You will also find various other videos that have been put on the Paintology YouTube that demonstrates the methods of triangulation drawing.
I am going to go further in my study of the triangulation method of drawing faces and portraits by continuing from my last post.
Further studies of the Triangulation technique of drawing a face/portrait
1. Extracting the common triangles to do some model fitting
I did not realize the huge interest that the triangulation technique had generated since I first put up the post. The Quora post on this topic that I had put up also generated a lot of views and even shares. I decided it was time to expand on this method and came up with some more ideas, which fortunately I did. However, like all models one needs to check in its validity for supporting a technique that will work in most situations. In this case, I thought about finding the common triangles that will be a good fit for most faces.
The way I did this, was to find a common set of concentric triangles that will be able to be used by artists that will fit most faces that they will draw or paint. From this point of view, I took the original set of triangles that was extracted from random faces and came up with a common triangle using the Gimp tool. What was surprising was the close fit of a ‘common’ set of triangles that could work for any face.
Here is the mapped out triangles that I overlapped to see how far they deviated from each other.
2. Use the Gimp tool to work out the model dimensions
I took the average dimension of the common triangle that was going to be used for the standard model. Here are the dimensions I extracted from the above diagram.
Here is the common triangle shapes and distances that I obtained.
I was somewhat surprised that the inner triangle was 2x smaller than the larger triangle, ie. 11cm and 5.5cm. Maybe the symmetry of beauty that we have always envisioned in a face is down to mathematics!
In order to fit this model to a random set of faces, I created a png file from the above template so I can place over various faces. I used the two apex of the triangles to match the center points of the eyes in order to get a good fitting.
Here are the four female faces where I did the fitting.
Here are the four faces with the overlaid dimensions of the triangles that I produced earlier.
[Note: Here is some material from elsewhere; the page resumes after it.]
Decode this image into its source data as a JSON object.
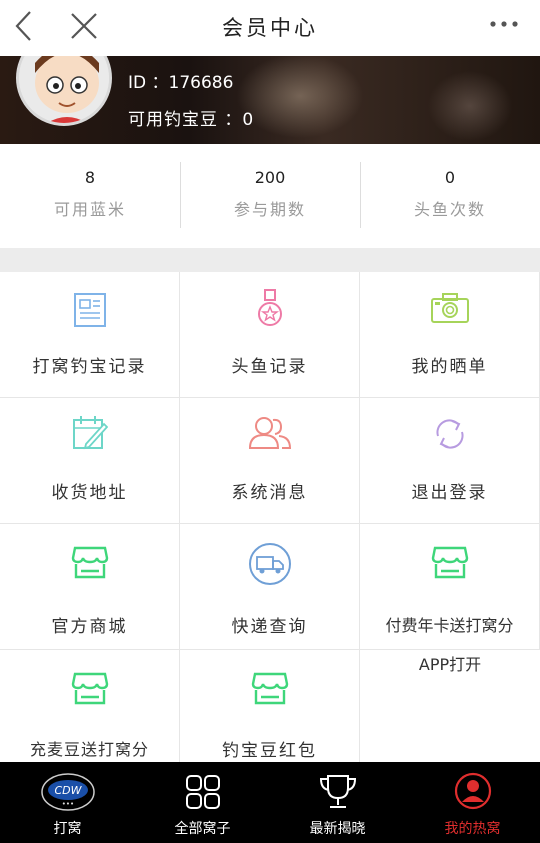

You can decide how they compare but I have some thoughts which I explain below.
3. Some observations of the triangulation fit
If you compare the four faces with the triangulation model fit, we can observe several differences that is worthy of further discussion.
The model is not a perfect fit for all the faces and more tweaks can probably be done to the ‘optimized’ triangular sets. You will see that (1), (2) and (4) have the top plane of the larger triangle fit closely except for (4) where the the line practically touches the eyebrows. It could be argued that Amber Heard (4) has her face tilted upwards compared to the other models and therefore pushed the eyebrows upwards.
The other points worth observing are the sides of the triangle encapsulates the whole lips. You will note that this is a great fit and will important to artists to get the full lengths of the lips correct with respect to the face. Below is an image showing the lips grouped together to show the close fit.
The technique appears to be an excellent fit for getting the proportions of lips correctly positioned on the face.
Let’s observe the nose elements to see how the model fits.
With respect to the nose, the triangulation technique will help to keep nose elements in close proximity since all the nose elements ie. nostrils are extending just outside of the triangular lines.
With respect to the other markers such as the chin we do see some deviation from the faces but I believe with some more optimization, we can also correct for this.
In the next post, I will do the same steps to triangulating the male faces. Watch this space!